# Instructions for the task
Please retype only the lines below that run from the one containing "What data populates" through the last line, both included, without altering a word.

# Exercise data
========

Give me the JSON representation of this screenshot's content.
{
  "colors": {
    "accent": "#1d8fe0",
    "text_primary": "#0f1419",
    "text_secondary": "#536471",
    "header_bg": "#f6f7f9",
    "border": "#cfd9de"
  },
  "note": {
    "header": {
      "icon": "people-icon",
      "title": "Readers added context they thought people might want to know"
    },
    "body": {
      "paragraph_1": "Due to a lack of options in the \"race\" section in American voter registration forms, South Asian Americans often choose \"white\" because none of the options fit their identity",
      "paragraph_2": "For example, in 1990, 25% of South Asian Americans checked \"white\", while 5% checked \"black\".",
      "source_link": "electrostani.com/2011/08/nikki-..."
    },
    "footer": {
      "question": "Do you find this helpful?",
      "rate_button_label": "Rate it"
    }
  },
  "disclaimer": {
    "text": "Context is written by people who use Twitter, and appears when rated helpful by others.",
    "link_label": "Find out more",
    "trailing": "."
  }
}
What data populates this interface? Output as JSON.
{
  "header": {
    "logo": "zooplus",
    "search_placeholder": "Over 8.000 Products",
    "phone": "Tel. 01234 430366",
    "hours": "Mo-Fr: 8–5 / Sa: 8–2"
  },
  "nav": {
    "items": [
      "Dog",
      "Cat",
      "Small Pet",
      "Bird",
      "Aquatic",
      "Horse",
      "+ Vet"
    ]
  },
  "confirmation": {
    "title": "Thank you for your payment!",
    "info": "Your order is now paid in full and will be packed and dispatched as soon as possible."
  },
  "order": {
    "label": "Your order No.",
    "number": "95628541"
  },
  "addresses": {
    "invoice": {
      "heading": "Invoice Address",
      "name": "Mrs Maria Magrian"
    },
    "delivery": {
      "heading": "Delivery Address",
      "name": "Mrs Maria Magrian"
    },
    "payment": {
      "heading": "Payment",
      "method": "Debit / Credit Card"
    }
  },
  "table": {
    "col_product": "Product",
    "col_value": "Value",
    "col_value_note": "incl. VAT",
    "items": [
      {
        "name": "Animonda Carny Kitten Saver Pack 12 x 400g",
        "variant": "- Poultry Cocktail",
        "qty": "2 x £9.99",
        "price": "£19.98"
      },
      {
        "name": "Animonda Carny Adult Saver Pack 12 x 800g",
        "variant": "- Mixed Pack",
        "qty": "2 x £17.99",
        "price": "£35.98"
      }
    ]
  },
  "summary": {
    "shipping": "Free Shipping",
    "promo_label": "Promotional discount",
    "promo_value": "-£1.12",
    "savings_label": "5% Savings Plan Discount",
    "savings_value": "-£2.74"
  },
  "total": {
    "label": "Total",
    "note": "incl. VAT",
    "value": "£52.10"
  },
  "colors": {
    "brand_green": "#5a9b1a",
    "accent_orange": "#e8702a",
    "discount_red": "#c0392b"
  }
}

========

# Finished task
What data populates this interface? Output as JSON.
{
  "header": {
    "logo": "zooplus",
    "search_placeholder": "Over 8.000 Products",
    "phone": "Tel. 01234 430366",
    "hours": "Mo-Fr: 8–5 / Sa: 8–2"
  },
  "nav": {
    "items": [
      "Dog",
      "Cat",
      "Small Pet",
      "Bird",
      "Aquatic",
      "Horse",
      "+ Vet"
    ]
  },
  "confirmation": {
    "title": "Thank you for your payment!",
    "info": "Your order is now paid in full and will be packed and dispatched as soon as possible."
  },
  "order": {
    "label": "Your order No.",
    "number": "95628541"
  },
  "addresses": {
    "invoice": {
      "heading": "Invoice Address",
      "name": "Mrs Maria Magrian"
    },
    "delivery": {
      "heading": "Delivery Address",
      "name": "Mrs Maria Magrian"
    },
    "payment": {
      "heading": "Payment",
      "method": "Debit / Credit Card"
    }
  },
  "table": {
    "col_product": "Product",
    "col_value": "Value",
    "col_value_note": "incl. VAT",
    "items": [
      {
        "name": "Animonda Carny Kitten Saver Pack 12 x 400g",
        "variant": "- Poultry Cocktail",
        "qty": "2 x £9.99",
        "price": "£19.98"
      },
      {
        "name": "Animonda Carny Adult Saver Pack 12 x 800g",
        "variant": "- Mixed Pack",
        "qty": "2 x £17.99",
        "price": "£35.98"
      }
    ]
  },
  "summary": {
    "shipping": "Free Shipping",
    "promo_label": "Promotional discount",
    "promo_value": "-£1.12",
    "savings_label": "5% Savings Plan Discount",
    "savings_value": "-£2.74"
  },
  "total": {
    "label": "Total",
    "note": "incl. VAT",
    "value": "£52.10"
  },
  "colors": {
    "brand_green": "#5a9b1a",
    "accent_orange": "#e8702a",
    "discount_red": "#c0392b"
  }
}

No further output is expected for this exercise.